“But to all who received him, who believed in his name, he gave power to become children of God.”
– John [1:12]
Many of us in the marketplace are pushed to believe our value rests in our net worth not our self-worth. We spend a lifetime surrounded by the message that our value lies in how much we earn, what are car looks like, or if we have the latest and greatest. We never seem to reach that golden ring these messages tell us exists. The effect of all this is a reduction in confidence and self-worth.
“Many of us in the marketplace are pushed to believe our value rests in our net worth not our self-worth.”
We are influenced subtly by our culture, our friends, our family, and even our thought life. They all conspire both innocently and purposefully to undermine our confidence. As we continue our journeys, we find ourselves stuck in a world that lionizes size-two Hollywood starlets or people with ten thousand-square-foot homes. We over analyze ourselves and find we don’t match up to these images. The overly analytical critique sears our souls and drives us deeper in the wrong direction.
Like all formulas, if the input is wrong, the answer is wrong. We have all heard the expression “garbage in garbage out.” In many of my counseling sessions I hear the silent voice that says, Why don’t they want me? But I see a different picture in these people. I see bright and enthusiastic people who want to lead a good life. God sees the same thing and says so in Genesis [1:27], where it states “So God created humankind in God’s image, in the Image of God he created them; male and female he created them.” This is a powerful assertion of the value God places in each of us. We are like God.
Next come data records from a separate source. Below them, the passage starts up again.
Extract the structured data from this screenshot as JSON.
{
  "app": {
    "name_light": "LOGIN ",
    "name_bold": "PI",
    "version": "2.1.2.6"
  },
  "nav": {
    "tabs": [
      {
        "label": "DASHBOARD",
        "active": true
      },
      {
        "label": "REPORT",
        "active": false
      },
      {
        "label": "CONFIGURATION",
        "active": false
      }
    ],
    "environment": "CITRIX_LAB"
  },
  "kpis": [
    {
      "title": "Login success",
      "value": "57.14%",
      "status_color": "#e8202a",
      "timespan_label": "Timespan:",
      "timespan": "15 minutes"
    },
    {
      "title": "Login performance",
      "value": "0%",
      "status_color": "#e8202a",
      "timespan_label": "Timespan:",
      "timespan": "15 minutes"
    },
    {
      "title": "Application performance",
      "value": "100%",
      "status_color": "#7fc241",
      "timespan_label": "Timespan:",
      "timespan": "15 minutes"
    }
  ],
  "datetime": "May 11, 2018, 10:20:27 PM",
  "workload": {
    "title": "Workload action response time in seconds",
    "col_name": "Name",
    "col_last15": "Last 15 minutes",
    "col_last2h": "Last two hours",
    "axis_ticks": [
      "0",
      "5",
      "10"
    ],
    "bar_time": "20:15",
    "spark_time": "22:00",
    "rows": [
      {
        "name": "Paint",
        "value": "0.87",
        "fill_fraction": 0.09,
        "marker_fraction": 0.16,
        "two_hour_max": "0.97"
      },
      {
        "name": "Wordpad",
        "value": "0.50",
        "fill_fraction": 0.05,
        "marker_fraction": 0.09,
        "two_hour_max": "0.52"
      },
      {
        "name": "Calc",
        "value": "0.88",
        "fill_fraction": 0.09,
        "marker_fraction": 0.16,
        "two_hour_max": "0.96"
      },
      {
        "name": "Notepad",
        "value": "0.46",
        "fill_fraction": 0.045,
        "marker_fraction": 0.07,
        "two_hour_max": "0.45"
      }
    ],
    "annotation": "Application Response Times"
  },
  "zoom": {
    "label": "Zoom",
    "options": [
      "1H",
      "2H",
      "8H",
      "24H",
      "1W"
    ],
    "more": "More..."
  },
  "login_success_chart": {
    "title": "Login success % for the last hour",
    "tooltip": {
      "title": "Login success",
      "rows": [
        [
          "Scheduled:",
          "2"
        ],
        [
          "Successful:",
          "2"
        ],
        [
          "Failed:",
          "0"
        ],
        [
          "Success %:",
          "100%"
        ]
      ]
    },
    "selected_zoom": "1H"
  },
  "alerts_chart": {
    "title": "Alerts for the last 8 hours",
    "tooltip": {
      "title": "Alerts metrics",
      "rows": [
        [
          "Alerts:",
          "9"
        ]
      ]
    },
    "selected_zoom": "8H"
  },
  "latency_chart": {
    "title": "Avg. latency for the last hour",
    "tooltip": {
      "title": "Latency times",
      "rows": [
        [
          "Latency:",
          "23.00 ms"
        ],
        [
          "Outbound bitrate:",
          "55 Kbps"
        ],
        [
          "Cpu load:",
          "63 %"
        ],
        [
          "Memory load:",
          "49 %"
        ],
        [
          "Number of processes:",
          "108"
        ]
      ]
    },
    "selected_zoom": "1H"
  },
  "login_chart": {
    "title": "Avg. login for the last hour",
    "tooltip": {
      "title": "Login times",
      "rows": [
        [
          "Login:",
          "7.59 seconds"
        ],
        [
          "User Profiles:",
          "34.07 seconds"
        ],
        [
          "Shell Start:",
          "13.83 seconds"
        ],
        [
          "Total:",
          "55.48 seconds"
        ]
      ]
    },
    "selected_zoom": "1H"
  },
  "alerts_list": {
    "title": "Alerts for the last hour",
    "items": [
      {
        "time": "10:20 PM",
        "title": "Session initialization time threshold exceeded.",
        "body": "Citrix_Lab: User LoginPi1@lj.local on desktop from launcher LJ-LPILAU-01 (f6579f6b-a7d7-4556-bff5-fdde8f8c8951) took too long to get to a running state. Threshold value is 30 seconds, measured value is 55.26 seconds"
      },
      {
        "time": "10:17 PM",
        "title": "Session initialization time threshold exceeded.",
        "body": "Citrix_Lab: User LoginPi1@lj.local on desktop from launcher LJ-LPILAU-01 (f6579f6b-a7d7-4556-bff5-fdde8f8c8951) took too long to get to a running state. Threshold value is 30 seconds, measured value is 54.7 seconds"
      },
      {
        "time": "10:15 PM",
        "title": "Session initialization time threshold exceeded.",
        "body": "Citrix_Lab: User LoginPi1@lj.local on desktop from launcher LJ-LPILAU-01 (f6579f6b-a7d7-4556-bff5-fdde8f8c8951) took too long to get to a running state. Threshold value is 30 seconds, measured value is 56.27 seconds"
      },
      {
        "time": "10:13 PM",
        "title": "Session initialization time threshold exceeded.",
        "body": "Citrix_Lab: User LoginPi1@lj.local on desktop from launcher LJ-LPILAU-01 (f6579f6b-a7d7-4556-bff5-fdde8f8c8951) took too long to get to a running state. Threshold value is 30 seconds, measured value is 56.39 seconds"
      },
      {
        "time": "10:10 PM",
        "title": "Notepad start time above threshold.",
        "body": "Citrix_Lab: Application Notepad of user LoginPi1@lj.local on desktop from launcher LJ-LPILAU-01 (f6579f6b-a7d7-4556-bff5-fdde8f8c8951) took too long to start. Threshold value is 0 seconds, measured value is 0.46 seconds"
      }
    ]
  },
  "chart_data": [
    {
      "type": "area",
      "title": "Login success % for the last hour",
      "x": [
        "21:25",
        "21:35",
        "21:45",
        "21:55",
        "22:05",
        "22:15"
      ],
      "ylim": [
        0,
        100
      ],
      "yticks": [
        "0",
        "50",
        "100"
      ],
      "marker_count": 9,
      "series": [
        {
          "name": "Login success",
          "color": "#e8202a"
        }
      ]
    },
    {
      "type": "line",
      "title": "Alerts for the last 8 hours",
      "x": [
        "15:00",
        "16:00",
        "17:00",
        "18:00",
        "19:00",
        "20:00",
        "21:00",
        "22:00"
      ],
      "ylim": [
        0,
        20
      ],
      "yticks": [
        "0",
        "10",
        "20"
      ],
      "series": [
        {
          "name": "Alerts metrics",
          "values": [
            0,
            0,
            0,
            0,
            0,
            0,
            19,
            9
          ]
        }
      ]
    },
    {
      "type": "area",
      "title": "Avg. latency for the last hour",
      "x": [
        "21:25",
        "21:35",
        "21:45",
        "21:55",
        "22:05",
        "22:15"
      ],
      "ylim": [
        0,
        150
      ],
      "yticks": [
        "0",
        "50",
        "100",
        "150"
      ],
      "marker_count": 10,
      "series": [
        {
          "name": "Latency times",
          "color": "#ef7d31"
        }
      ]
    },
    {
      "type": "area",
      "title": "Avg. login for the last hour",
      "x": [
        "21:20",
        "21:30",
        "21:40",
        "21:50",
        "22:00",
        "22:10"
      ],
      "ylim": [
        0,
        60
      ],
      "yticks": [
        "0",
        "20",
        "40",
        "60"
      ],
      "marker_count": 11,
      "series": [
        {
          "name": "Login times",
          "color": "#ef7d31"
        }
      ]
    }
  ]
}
“We need to reach down and change the input from our own to God’s.”
So how do we from the marketplace defend ourselves from our own overly critical analyses and cultural influences? We receive Jesus and believe in his name, as the Book of John advises us. But we also have to live out this inheritance both internally and externally. We need to reach down and change the input from our own to God’s. We are made in God’s image. Our outward expressions to our neighbors should simulate this same act of love that God expresses to us. At Starbucks, build up the life of the barista and from our hearts wish him or her a good day. At the grocery store thank the clerk for their hard work. Never tire of doing good with a heart formed in love. Both the inner expressions to ourselves and the outer expressions to others will gird our self-worth. Over time the importance of net worth will fade and be replaced with the value of self-worth. Our priorities will change, and life will seem brighter. We are all children of God.
Blessings, until next time,
Bruce L. Hartman
Where do we spend our money? Is our credit card statement a reflection of our self-worth or net worth?
Do we allow others to make us forget how God thinks about us?
Do you treat everyone like a child of God?